__ACTIVITY__
Copy all the entries below exactly, but not the pictures.

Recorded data

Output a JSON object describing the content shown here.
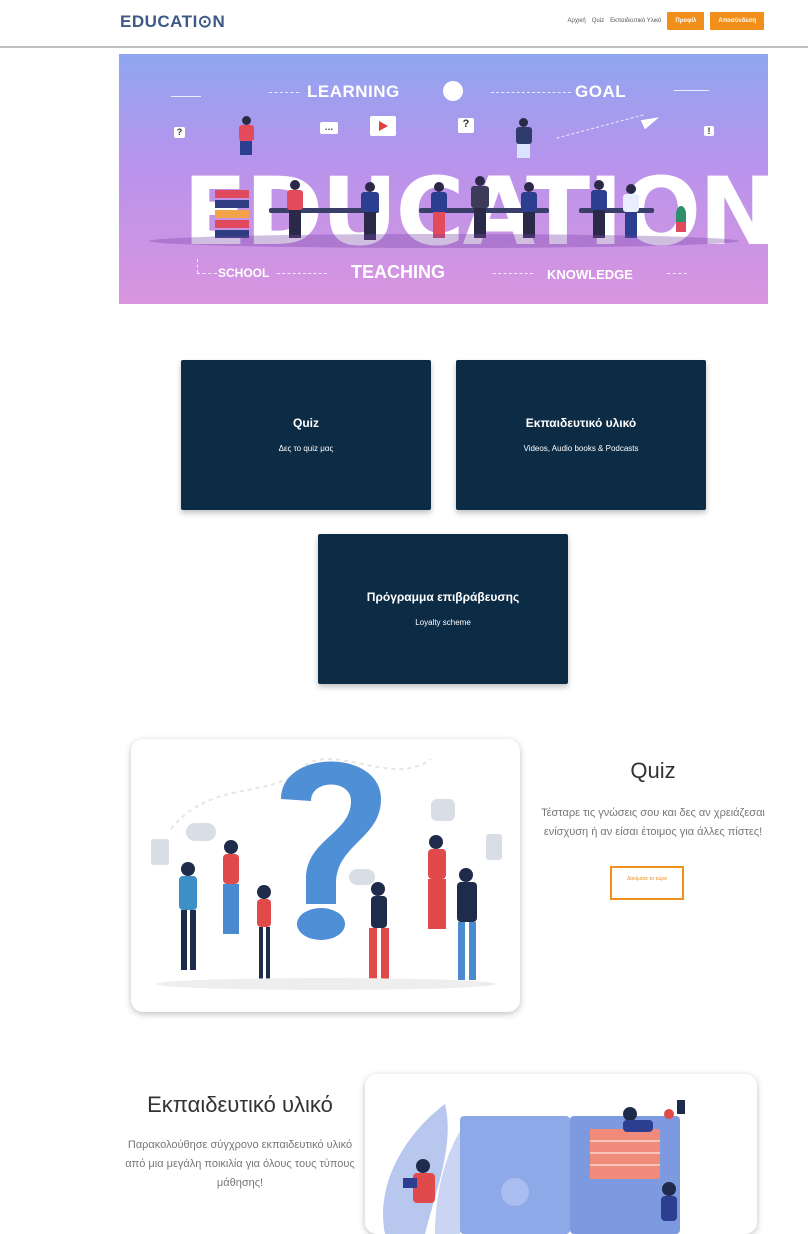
{
  "header": {
    "logo": "EDUCATI⊙N",
    "nav": [
      "Αρχική",
      "Quiz",
      "Εκπαιδευτικό Υλικό"
    ],
    "btn_login": "Προφίλ",
    "btn_register": "Αποσύνδεση"
  },
  "hero": {
    "learning": "LEARNING",
    "goal": "GOAL",
    "big": "EDUCATION",
    "school": "SCHOOL",
    "teaching": "TEACHING",
    "knowledge": "KNOWLEDGE"
  },
  "cards": [
    {
      "title": "Quiz",
      "sub": "Δες το quiz μας"
    },
    {
      "title": "Εκπαιδευτικό υλικό",
      "sub": "Videos, Audio books & Podcasts"
    },
    {
      "title": "Πρόγραμμα επιβράβευσης",
      "sub": "Loyalty scheme"
    }
  ],
  "quiz_section": {
    "title": "Quiz",
    "text": "Τέσταρε τις γνώσεις σου και δες αν χρειάζεσαι ενίσχυση ή αν είσαι έτοιμος για άλλες πίστες!",
    "button": "Δοκίμασε το τώρα"
  },
  "material_section": {
    "title": "Εκπαιδευτικό υλικό",
    "text": "Παρακολούθησε σύγχρονο εκπαιδευτικό υλικό από μια μεγάλη ποικιλία για όλους τους τύπους μάθησης!"
  },
  "colors": {
    "accent": "#f18f1a",
    "card": "#0c2b44",
    "logo": "#3c5a85"
  }
}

__RESPONSE__
Output a JSON object describing the content shown here.
{
  "header": {
    "logo": "EDUCATI⊙N",
    "nav": [
      "Αρχική",
      "Quiz",
      "Εκπαιδευτικό Υλικό"
    ],
    "btn_login": "Προφίλ",
    "btn_register": "Αποσύνδεση"
  },
  "hero": {
    "learning": "LEARNING",
    "goal": "GOAL",
    "big": "EDUCATION",
    "school": "SCHOOL",
    "teaching": "TEACHING",
    "knowledge": "KNOWLEDGE"
  },
  "cards": [
    {
      "title": "Quiz",
      "sub": "Δες το quiz μας"
    },
    {
      "title": "Εκπαιδευτικό υλικό",
      "sub": "Videos, Audio books & Podcasts"
    },
    {
      "title": "Πρόγραμμα επιβράβευσης",
      "sub": "Loyalty scheme"
    }
  ],
  "quiz_section": {
    "title": "Quiz",
    "text": "Τέσταρε τις γνώσεις σου και δες αν χρειάζεσαι ενίσχυση ή αν είσαι έτοιμος για άλλες πίστες!",
    "button": "Δοκίμασε το τώρα"
  },
  "material_section": {
    "title": "Εκπαιδευτικό υλικό",
    "text": "Παρακολούθησε σύγχρονο εκπαιδευτικό υλικό από μια μεγάλη ποικιλία για όλους τους τύπους μάθησης!"
  },
  "colors": {
    "accent": "#f18f1a",
    "card": "#0c2b44",
    "logo": "#3c5a85"
  }
}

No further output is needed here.